(Source data)

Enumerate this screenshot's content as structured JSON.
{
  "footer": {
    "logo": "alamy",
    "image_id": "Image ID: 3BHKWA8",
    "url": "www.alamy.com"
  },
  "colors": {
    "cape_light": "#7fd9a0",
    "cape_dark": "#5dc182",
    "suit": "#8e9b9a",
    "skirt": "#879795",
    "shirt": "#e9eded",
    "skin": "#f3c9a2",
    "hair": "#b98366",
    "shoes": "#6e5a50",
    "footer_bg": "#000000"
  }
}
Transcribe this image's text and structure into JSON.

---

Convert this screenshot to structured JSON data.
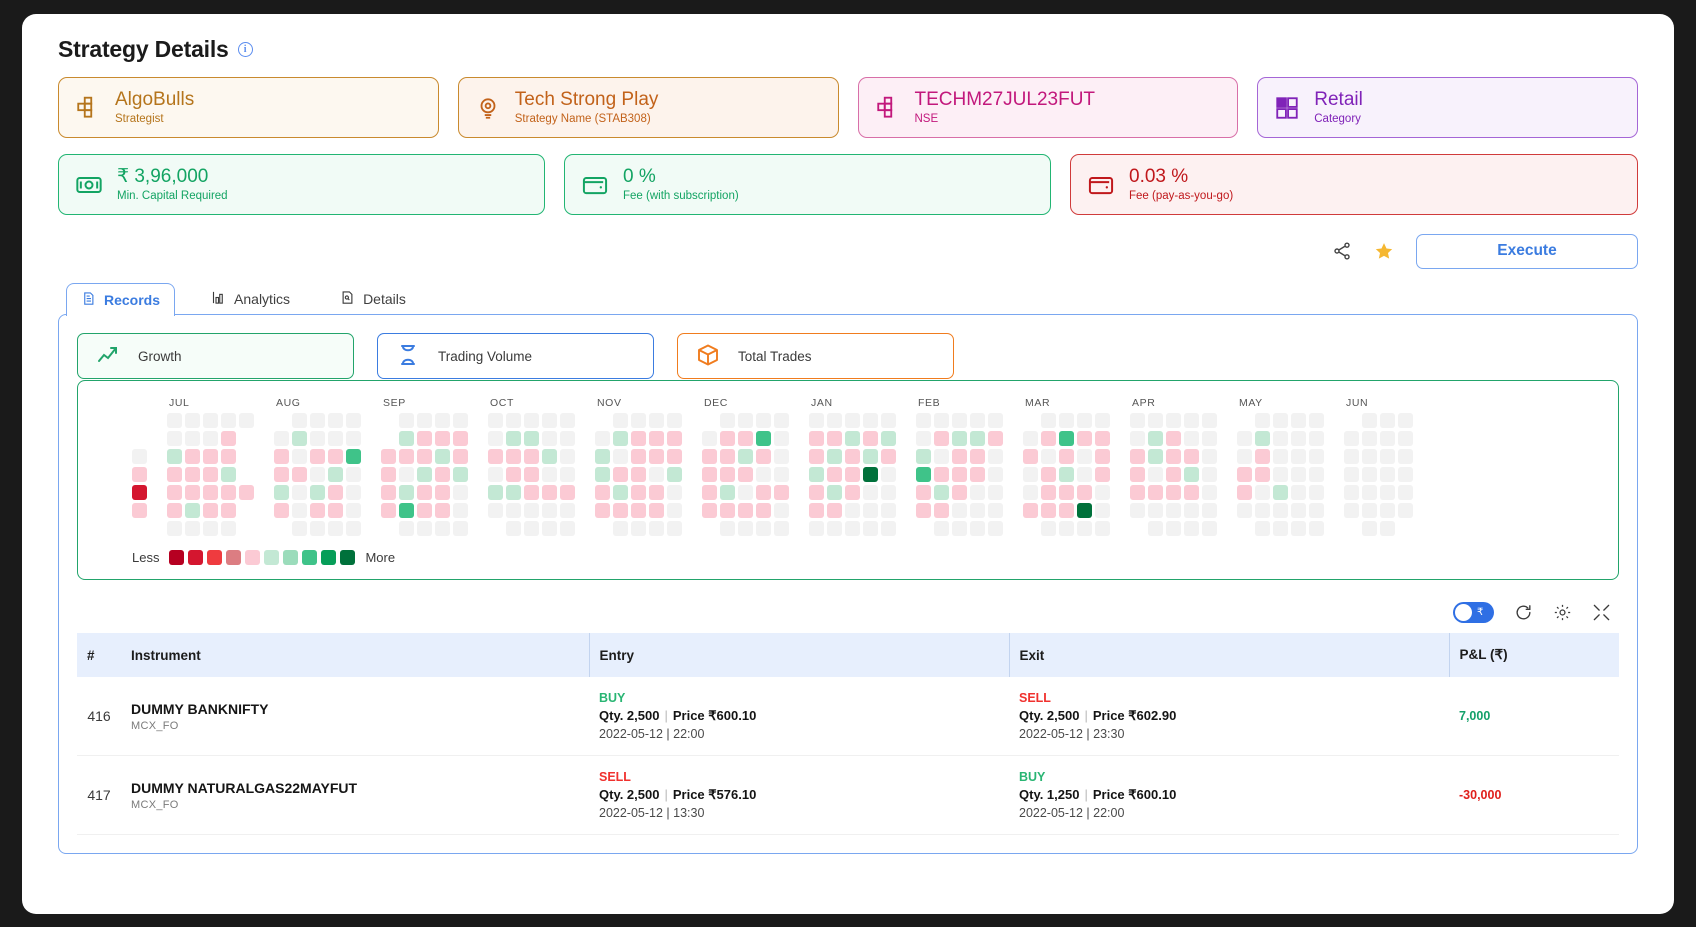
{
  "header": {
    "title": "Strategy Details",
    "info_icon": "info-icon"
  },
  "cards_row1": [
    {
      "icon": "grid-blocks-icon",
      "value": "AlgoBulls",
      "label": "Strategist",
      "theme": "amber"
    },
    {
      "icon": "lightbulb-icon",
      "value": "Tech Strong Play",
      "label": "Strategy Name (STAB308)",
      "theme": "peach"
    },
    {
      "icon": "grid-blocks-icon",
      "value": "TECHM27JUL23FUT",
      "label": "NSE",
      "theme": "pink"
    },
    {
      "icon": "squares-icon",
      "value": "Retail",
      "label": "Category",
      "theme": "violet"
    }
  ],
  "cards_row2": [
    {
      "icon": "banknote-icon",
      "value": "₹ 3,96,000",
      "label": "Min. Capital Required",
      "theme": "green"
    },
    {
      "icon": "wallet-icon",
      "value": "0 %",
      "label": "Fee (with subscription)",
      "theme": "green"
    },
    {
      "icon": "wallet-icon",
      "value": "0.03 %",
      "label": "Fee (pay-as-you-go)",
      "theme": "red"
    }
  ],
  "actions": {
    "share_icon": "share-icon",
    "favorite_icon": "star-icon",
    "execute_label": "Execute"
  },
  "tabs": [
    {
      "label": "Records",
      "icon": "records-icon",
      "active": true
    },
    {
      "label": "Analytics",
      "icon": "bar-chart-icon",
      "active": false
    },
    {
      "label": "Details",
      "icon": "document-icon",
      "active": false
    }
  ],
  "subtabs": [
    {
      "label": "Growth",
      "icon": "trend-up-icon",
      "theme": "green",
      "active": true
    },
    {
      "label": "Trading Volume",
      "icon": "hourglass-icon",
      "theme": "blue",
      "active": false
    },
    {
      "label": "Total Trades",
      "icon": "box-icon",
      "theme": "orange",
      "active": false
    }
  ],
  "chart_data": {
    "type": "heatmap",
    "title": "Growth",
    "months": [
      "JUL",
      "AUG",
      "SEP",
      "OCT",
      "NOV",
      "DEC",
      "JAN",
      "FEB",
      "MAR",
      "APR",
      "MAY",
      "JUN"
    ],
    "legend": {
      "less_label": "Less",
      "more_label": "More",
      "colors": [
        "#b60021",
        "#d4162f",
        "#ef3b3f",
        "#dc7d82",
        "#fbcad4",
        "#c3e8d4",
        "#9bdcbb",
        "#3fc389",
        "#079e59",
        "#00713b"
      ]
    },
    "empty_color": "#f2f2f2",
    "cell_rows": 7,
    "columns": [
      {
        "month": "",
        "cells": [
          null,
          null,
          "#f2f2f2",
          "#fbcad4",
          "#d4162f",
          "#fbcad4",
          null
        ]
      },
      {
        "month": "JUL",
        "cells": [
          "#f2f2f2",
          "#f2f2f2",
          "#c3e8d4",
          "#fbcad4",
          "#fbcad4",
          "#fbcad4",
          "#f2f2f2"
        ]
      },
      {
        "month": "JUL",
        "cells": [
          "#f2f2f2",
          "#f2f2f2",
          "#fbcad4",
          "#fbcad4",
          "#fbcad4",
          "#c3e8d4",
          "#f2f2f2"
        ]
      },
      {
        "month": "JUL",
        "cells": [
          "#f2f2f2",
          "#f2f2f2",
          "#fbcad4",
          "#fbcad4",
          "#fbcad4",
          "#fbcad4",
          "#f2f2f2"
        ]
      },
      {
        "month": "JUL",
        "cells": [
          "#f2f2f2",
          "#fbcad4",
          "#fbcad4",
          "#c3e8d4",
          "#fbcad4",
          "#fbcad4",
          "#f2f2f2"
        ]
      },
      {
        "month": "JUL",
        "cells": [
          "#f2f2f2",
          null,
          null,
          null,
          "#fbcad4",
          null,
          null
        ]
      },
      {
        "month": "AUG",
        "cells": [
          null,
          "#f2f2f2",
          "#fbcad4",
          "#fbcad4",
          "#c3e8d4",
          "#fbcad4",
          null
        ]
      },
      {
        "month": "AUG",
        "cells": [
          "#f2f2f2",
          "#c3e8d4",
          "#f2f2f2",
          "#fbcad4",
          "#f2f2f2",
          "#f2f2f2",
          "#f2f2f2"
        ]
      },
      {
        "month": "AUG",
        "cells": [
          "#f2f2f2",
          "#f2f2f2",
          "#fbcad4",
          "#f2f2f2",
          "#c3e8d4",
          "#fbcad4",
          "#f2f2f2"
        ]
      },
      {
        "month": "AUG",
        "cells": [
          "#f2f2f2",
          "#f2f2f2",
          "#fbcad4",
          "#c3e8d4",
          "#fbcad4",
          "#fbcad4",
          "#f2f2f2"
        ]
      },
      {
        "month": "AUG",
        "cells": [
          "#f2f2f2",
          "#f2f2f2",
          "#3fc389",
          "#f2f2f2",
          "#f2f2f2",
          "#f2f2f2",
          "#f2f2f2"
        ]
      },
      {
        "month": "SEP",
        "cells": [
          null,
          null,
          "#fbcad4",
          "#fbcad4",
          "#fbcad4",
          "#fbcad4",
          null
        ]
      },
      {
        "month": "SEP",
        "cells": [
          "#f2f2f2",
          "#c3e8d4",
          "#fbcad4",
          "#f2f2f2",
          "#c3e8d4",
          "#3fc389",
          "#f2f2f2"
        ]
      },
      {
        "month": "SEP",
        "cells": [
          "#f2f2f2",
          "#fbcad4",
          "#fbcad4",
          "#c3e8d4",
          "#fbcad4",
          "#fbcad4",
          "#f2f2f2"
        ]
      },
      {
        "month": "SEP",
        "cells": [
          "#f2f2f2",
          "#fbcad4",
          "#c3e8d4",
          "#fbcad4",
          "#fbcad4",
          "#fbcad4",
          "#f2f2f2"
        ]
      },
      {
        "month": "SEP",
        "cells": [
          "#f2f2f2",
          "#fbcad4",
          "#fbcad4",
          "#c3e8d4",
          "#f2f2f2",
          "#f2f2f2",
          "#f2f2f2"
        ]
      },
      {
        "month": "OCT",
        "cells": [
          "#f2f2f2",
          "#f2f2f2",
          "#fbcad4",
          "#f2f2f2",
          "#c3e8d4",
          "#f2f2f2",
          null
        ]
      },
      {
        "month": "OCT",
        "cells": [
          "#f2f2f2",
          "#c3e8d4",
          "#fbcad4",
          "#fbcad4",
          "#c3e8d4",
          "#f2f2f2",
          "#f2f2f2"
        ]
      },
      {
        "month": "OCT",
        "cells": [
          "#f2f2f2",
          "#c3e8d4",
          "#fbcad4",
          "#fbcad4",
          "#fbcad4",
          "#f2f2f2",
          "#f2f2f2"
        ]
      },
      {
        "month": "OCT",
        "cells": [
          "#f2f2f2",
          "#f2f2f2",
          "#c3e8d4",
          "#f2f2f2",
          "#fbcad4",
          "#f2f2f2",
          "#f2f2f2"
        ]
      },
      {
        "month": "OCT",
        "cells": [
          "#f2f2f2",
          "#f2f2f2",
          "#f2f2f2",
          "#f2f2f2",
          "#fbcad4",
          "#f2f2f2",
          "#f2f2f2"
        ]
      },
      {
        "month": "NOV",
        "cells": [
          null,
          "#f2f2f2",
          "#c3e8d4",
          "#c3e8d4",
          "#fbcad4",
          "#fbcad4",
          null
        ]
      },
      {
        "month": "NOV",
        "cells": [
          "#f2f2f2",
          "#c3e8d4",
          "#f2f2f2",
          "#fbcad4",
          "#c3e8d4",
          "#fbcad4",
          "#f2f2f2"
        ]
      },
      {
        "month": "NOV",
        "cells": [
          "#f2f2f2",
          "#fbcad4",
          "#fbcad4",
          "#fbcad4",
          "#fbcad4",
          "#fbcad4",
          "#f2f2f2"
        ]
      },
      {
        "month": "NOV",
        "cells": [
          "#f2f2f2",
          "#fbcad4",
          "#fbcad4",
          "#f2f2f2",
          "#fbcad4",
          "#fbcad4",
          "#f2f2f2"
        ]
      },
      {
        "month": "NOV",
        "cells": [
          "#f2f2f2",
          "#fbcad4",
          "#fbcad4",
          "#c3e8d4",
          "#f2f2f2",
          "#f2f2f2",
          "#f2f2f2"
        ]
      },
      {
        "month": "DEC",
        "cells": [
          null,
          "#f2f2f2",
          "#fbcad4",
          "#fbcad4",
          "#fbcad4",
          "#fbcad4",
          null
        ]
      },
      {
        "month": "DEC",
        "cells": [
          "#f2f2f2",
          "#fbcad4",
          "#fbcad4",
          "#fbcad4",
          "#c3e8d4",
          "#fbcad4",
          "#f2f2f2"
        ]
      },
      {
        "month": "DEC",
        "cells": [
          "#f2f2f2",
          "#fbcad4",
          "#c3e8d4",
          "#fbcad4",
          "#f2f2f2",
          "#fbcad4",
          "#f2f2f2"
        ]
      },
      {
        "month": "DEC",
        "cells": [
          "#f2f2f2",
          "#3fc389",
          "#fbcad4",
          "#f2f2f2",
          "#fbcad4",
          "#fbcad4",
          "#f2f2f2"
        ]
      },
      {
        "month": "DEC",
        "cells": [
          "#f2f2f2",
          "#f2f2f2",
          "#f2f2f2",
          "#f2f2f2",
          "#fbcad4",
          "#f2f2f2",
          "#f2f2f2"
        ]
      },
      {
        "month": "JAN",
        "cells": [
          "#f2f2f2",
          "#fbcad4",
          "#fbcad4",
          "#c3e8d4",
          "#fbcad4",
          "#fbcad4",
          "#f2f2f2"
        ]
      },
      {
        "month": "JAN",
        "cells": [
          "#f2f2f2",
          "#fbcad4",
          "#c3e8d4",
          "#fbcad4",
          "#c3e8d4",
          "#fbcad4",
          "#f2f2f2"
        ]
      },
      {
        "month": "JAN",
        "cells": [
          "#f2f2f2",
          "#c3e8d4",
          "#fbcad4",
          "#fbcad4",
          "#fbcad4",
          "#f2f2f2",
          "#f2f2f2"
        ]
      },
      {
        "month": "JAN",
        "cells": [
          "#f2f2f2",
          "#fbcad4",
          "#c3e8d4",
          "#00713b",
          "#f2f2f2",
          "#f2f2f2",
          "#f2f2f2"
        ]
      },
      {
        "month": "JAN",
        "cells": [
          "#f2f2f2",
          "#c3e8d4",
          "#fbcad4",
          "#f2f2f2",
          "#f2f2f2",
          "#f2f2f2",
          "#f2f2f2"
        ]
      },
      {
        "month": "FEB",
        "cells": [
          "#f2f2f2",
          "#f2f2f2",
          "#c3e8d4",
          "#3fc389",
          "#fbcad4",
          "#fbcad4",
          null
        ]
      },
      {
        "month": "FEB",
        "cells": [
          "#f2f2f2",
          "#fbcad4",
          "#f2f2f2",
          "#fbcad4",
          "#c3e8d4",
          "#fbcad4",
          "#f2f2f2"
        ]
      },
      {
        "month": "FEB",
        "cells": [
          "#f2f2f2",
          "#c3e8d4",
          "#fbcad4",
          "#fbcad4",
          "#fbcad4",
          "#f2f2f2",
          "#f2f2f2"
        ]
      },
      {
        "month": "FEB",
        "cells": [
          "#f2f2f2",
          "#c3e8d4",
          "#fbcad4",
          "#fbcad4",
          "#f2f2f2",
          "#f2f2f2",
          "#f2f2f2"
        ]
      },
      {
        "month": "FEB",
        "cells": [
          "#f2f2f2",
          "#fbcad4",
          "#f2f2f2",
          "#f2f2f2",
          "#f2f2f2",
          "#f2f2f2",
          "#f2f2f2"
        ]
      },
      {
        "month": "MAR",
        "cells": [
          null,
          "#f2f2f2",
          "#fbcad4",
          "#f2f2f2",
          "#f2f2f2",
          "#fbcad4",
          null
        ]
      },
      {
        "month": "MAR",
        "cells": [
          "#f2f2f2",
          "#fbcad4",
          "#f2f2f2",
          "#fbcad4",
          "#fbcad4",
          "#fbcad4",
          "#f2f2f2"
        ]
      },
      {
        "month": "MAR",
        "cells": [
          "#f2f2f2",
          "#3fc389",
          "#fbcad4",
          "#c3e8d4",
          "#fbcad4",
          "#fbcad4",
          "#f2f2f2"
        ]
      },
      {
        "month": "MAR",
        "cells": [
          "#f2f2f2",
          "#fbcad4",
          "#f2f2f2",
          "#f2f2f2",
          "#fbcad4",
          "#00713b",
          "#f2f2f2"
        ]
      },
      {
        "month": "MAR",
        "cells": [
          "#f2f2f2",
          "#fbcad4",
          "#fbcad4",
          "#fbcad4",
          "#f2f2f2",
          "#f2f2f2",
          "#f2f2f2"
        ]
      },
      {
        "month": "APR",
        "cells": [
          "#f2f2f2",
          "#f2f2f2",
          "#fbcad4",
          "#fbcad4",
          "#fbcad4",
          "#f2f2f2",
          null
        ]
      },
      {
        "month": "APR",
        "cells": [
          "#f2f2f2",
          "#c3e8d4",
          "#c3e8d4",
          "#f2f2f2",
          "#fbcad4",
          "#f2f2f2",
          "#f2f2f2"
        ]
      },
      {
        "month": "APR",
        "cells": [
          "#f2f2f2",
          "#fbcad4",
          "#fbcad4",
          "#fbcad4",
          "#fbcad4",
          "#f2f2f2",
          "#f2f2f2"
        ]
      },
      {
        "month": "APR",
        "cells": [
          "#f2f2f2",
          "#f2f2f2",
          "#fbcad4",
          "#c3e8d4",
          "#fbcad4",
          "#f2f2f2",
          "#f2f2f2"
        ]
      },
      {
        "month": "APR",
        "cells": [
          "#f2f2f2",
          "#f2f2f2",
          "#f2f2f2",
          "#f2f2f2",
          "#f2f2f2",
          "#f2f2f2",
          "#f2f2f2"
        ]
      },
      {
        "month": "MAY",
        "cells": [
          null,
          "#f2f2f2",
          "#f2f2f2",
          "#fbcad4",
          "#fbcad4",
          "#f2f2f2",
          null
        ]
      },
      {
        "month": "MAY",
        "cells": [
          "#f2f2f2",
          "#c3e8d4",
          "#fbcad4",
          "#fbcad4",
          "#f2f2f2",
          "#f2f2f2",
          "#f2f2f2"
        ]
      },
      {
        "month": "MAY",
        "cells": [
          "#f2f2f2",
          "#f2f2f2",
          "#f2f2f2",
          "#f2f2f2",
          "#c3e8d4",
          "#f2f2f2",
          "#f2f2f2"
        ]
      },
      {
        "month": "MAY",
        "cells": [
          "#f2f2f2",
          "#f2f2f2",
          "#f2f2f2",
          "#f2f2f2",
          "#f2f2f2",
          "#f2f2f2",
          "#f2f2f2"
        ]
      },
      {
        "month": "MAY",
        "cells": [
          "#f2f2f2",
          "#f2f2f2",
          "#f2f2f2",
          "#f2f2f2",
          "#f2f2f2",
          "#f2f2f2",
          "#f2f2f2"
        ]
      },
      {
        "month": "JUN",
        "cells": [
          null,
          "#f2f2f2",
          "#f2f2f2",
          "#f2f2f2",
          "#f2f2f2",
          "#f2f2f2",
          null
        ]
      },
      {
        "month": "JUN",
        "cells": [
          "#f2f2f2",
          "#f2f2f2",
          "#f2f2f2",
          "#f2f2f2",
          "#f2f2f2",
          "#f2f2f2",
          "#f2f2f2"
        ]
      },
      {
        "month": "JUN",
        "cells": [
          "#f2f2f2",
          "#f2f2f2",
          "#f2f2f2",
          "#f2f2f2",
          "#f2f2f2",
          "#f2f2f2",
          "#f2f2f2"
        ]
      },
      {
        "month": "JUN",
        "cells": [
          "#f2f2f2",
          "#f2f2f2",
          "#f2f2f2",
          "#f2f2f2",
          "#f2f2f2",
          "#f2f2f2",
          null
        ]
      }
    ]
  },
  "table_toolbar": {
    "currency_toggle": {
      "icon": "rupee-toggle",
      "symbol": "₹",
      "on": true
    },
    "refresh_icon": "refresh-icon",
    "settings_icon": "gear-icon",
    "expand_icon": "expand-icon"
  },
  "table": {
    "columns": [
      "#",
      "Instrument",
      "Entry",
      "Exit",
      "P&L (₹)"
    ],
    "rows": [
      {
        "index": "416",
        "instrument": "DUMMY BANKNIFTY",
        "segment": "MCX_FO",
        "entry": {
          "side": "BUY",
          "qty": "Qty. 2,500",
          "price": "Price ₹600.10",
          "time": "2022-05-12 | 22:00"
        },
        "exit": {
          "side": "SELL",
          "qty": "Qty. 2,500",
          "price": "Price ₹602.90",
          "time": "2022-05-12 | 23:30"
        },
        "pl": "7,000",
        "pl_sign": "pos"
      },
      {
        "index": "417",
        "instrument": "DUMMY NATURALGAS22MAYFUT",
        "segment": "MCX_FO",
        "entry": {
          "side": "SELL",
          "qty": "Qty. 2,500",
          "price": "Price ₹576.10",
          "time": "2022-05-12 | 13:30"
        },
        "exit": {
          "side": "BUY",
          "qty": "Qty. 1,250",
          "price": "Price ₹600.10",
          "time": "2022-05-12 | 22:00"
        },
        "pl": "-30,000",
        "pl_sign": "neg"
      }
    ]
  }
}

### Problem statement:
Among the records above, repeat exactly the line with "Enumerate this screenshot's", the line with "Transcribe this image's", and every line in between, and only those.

### Output of the task:
Enumerate this screenshot's content as structured JSON.
{
  "footer": {
    "logo": "alamy",
    "image_id": "Image ID: 3BHKWA8",
    "url": "www.alamy.com"
  },
  "colors": {
    "cape_light": "#7fd9a0",
    "cape_dark": "#5dc182",
    "suit": "#8e9b9a",
    "skirt": "#879795",
    "shirt": "#e9eded",
    "skin": "#f3c9a2",
    "hair": "#b98366",
    "shoes": "#6e5a50",
    "footer_bg": "#000000"
  }
}
Transcribe this image's text and structure into JSON.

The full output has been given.